Market shopping involves less product packaging than in a supermarket. Many shoppers take their purchases home in baskets, reusable carriers or Rolser trolleys. Plastic bags are still the norm on many stalls, but top marks to Ismael Cuenca e Hijos for putting their fruit and veg into paper bags. Need a shopping basket? Xamba, run by Catí Rotger, has been in the market for 35 years, selling animal sundries and loose pet foods . . . and Mallorcan straw shopping baskets.
You can browse for ages around the many stalls selling meat, charcuterie and dairy produce – and be tempted by the delicious aromas of golden-skinned chicken and rabbit turning on a spit-roast. On the other side of Bar Paco (a stalwart since 1952) – where they maintain the Spanish tradition of ringing a bell when someone leaves a tip – is the artisan business Can Jaume, dating from 1927.
Their large, well-lit butcher’s stall bustles with a steady stream of customers; Jaime Aguiló – who runs the family business – is kept busy at the butcher’s block and advising on the best cut of meat for customers’ needs.

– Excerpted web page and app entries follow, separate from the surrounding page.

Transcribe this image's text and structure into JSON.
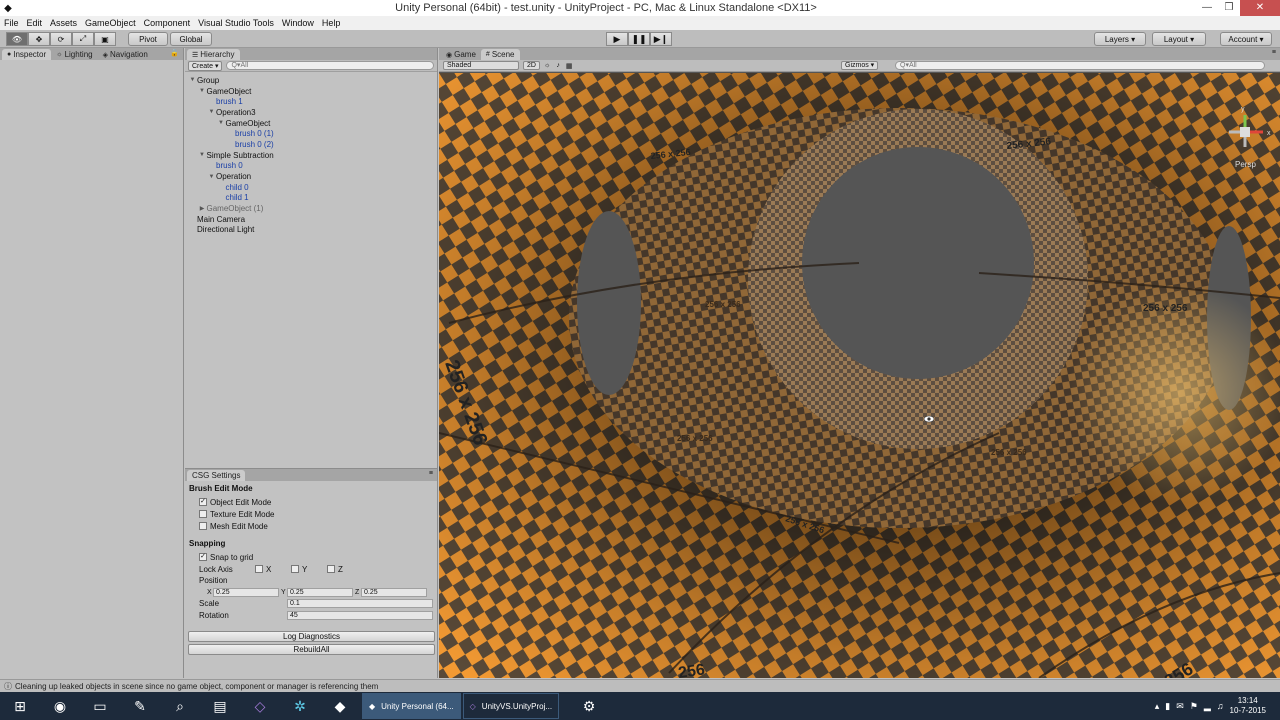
{
  "window": {
    "title": "Unity Personal (64bit) - test.unity - UnityProject - PC, Mac & Linux Standalone <DX11>",
    "minimize": "—",
    "maximize": "❒",
    "close": "✕"
  },
  "menu": [
    "File",
    "Edit",
    "Assets",
    "GameObject",
    "Component",
    "Visual Studio Tools",
    "Window",
    "Help"
  ],
  "toolbar": {
    "pivot": "Pivot",
    "global": "Global",
    "layers": "Layers",
    "layout": "Layout",
    "account": "Account"
  },
  "tabs": {
    "inspector": "Inspector",
    "lighting": "Lighting",
    "navigation": "Navigation",
    "hierarchy": "Hierarchy",
    "game": "Game",
    "scene": "Scene",
    "csg": "CSG Settings"
  },
  "hierarchy": {
    "create": "Create",
    "search_placeholder": "Q▾All",
    "items": [
      {
        "label": "Group",
        "arrow": "▼",
        "style": "normal",
        "depth": 0
      },
      {
        "label": "GameObject",
        "arrow": "▼",
        "style": "normal",
        "depth": 1
      },
      {
        "label": "brush 1",
        "arrow": "",
        "style": "prefab",
        "depth": 2
      },
      {
        "label": "Operation3",
        "arrow": "▼",
        "style": "normal",
        "depth": 2
      },
      {
        "label": "GameObject",
        "arrow": "▼",
        "style": "normal",
        "depth": 3
      },
      {
        "label": "brush 0 (1)",
        "arrow": "",
        "style": "prefab",
        "depth": 4
      },
      {
        "label": "brush 0 (2)",
        "arrow": "",
        "style": "prefab",
        "depth": 4
      },
      {
        "label": "Simple Subtraction",
        "arrow": "▼",
        "style": "normal",
        "depth": 1
      },
      {
        "label": "brush 0",
        "arrow": "",
        "style": "prefab",
        "depth": 2
      },
      {
        "label": "Operation",
        "arrow": "▼",
        "style": "normal",
        "depth": 2
      },
      {
        "label": "child 0",
        "arrow": "",
        "style": "prefab",
        "depth": 3
      },
      {
        "label": "child 1",
        "arrow": "",
        "style": "prefab",
        "depth": 3
      },
      {
        "label": "GameObject (1)",
        "arrow": "▶",
        "style": "inactive",
        "depth": 1
      },
      {
        "label": "Main Camera",
        "arrow": "",
        "style": "normal",
        "depth": 0
      },
      {
        "label": "Directional Light",
        "arrow": "",
        "style": "normal",
        "depth": 0
      }
    ]
  },
  "csg": {
    "brush_edit_mode": "Brush Edit Mode",
    "object_edit": "Object Edit Mode",
    "texture_edit": "Texture Edit Mode",
    "mesh_edit": "Mesh Edit Mode",
    "snapping": "Snapping",
    "snap_to_grid": "Snap to grid",
    "lock_axis": "Lock Axis",
    "ax_x": "X",
    "ax_y": "Y",
    "ax_z": "Z",
    "position": "Position",
    "pos_x": "0.25",
    "pos_y": "0.25",
    "pos_z": "0.25",
    "scale": "Scale",
    "scale_val": "0.1",
    "rotation": "Rotation",
    "rotation_val": "45",
    "log_diagnostics": "Log Diagnostics",
    "rebuild_all": "RebuildAll"
  },
  "scene": {
    "shaded": "Shaded",
    "mode_2d": "2D",
    "gizmos": "Gizmos",
    "search_placeholder": "Q▾All",
    "persp": "Persp",
    "gizmo_y": "y",
    "gizmo_x": "x",
    "tex_labels": [
      "256 x 256",
      "256 x 256",
      "256 x 256",
      "256 x 256",
      "256 x 256",
      "256 x 256",
      "256 x 256",
      "256 x 256",
      "256",
      "256"
    ]
  },
  "status": "Cleaning up leaked objects in scene since no game object, component or manager is referencing them",
  "taskbar": {
    "app1": "Unity Personal (64...",
    "app2": "UnityVS.UnityProj...",
    "time": "13:14",
    "date": "10-7-2015"
  },
  "colors": {
    "checker_orange": "#f39a33",
    "checker_dark": "#5a4a38",
    "void": "#555555"
  }
}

His knife skills are mesmerising to watch, but he’s had plenty of experience: he started at the age of 12, working part-time when school was out. The business was named Carnicería Aguiló until some eight years ago, when Jaime renamed it Can Jaume in honour of its founder.

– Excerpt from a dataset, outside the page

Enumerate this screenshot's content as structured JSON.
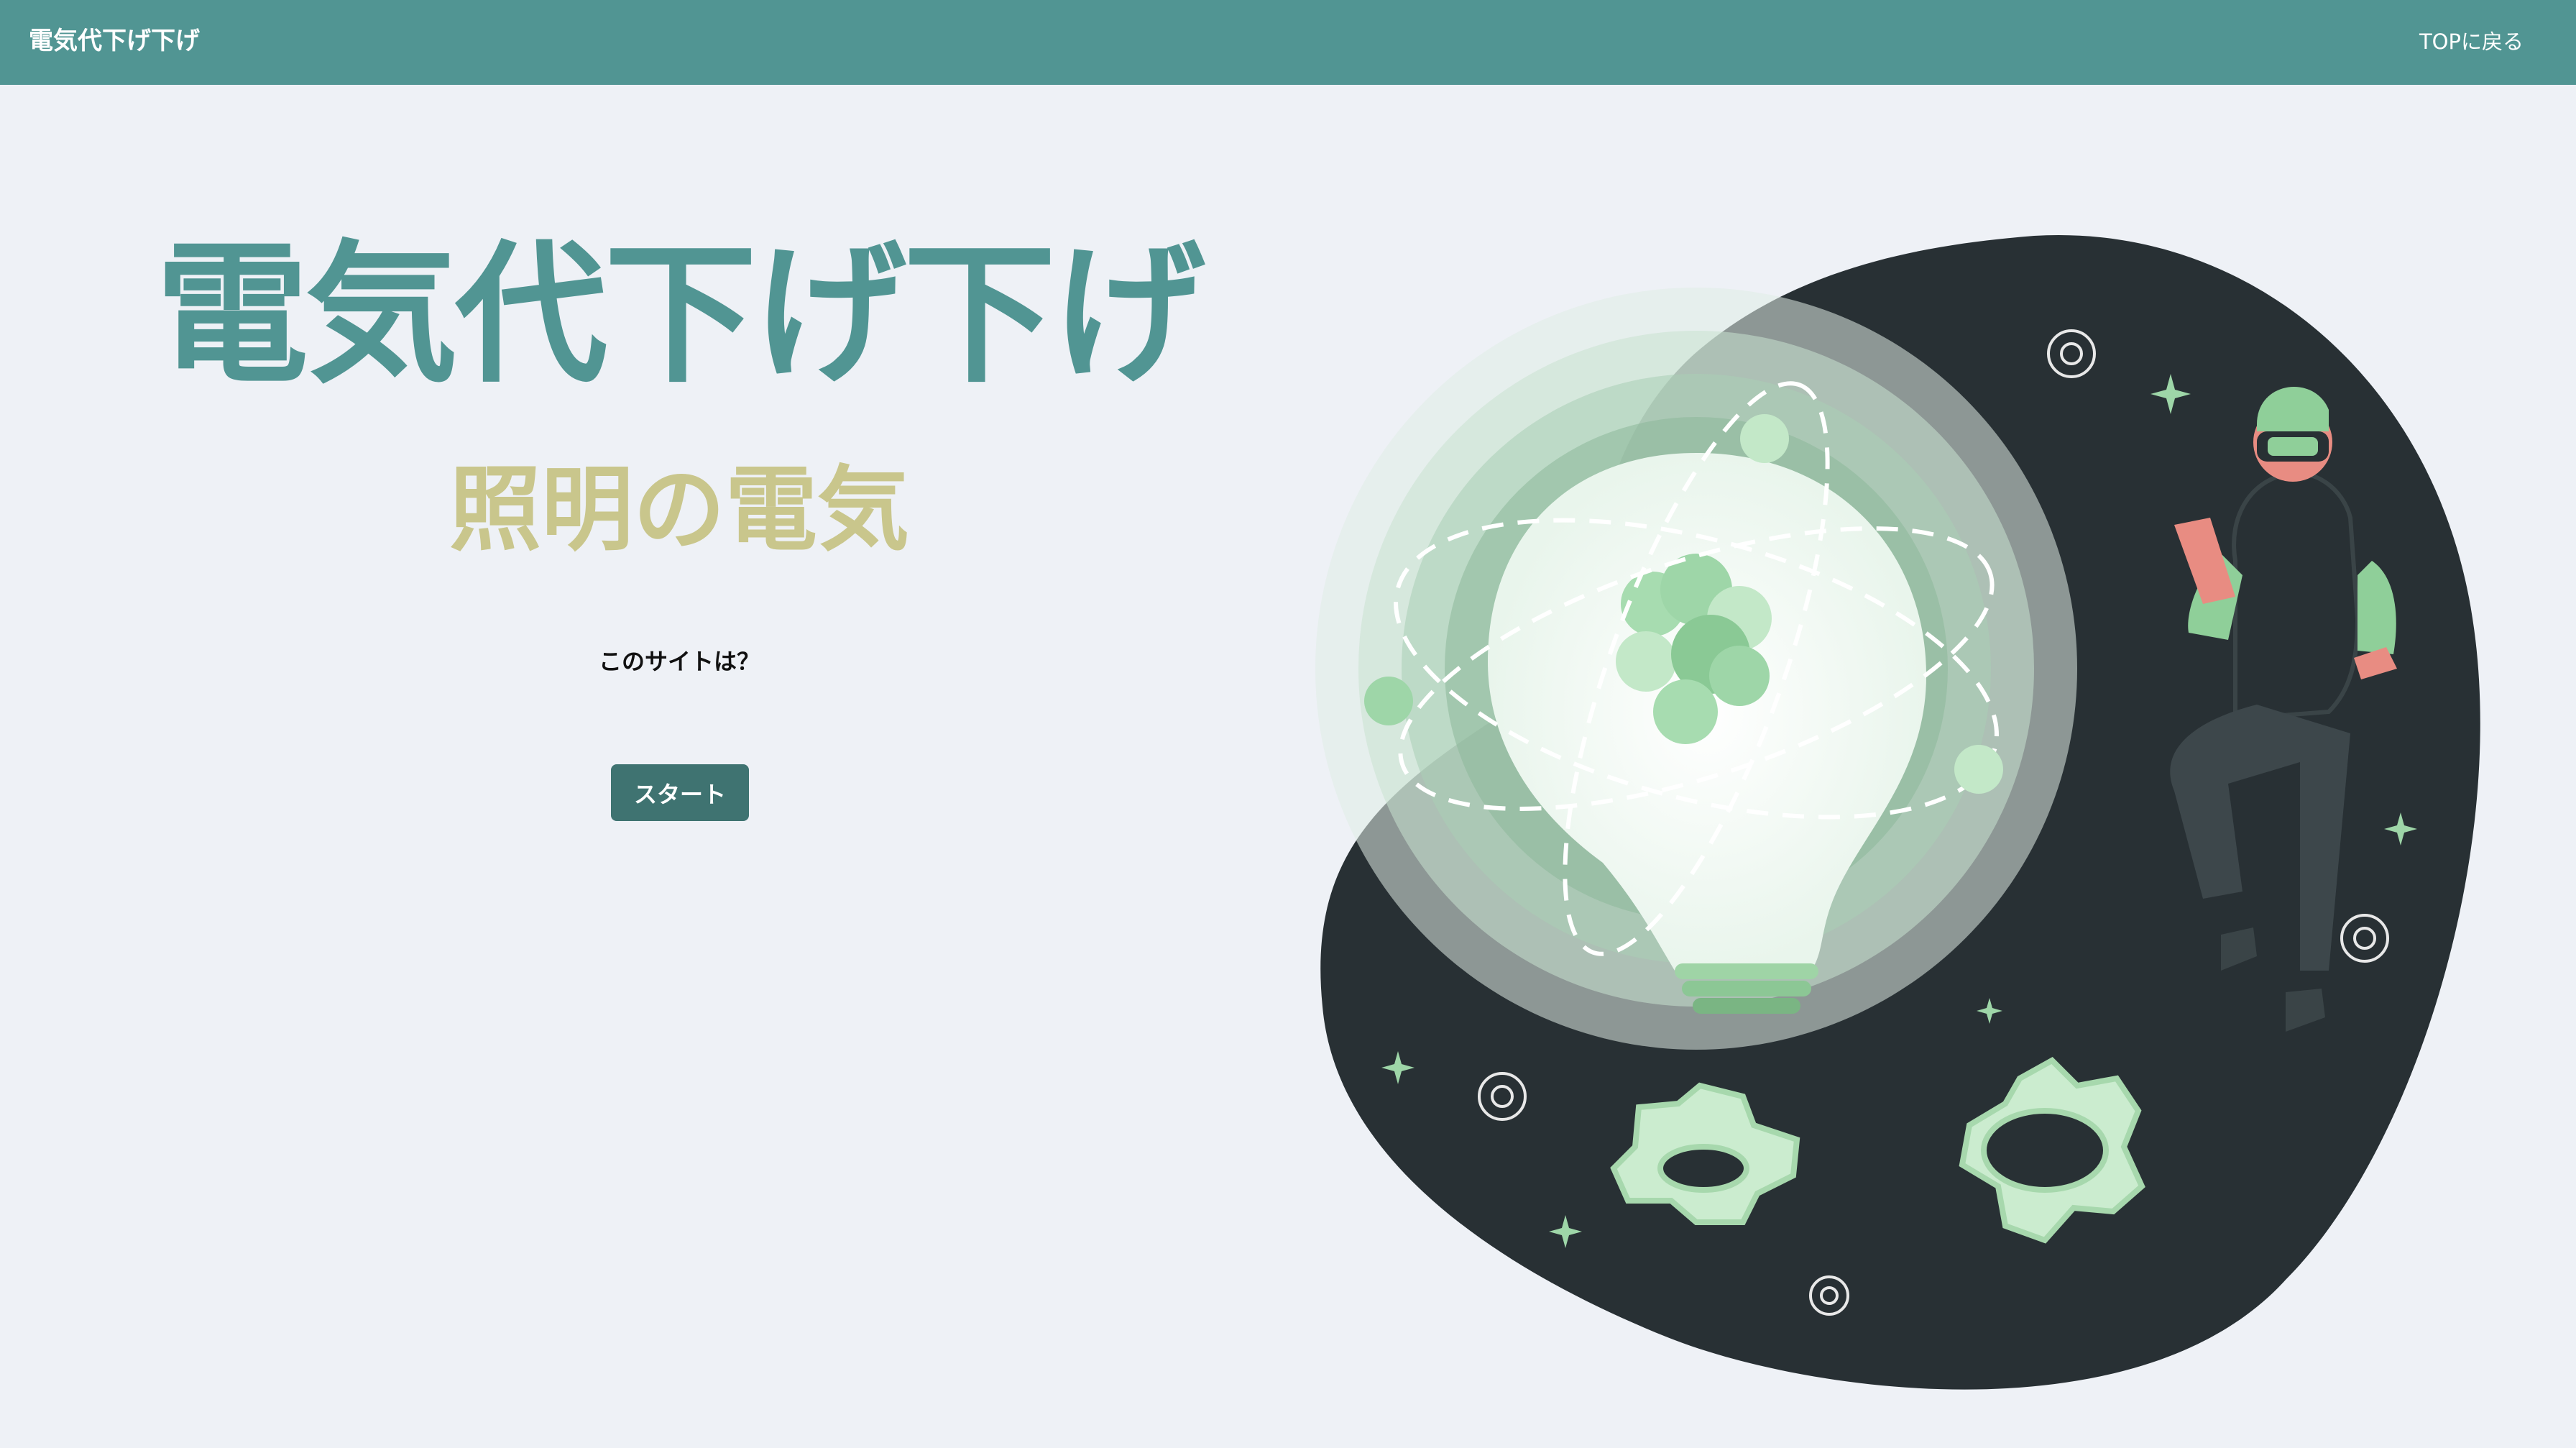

Bestsellers are porc negre, from free-range Mallorcan black pigs, and ecological beef, sourced from a farm in Consell: “Our customers are people who have a good palate and like to eat well,” Jaime explains. Organic chicken is popular, “but there’s not enough of it produced on the island.” On the subject of ecological produce in general, Jaime has firm views: “It’s not necessarily the best because there are different levels of quality. Whether it’s eco or not, what matters is that the produce is of the best quality possible.” His meat certainly looks top-notch.
Vegetarians can also enjoy the Can Jaume commitment to quality. Pulses (cooked and dried) are among the products sold on their other stall, along with ready-made dishes and a range of store cupboard items.
It’s easy to spend a whole morning wandering around Mercat de l’Olivar, browsing, buying, and soaking up the atmosphere over a snack or drink. And if you really can’t find what you want, there’s always Mercadona on the upper floor!
Mercat de l’Olivar is open Mondays to Saturdays, 07:00-14:00 hrs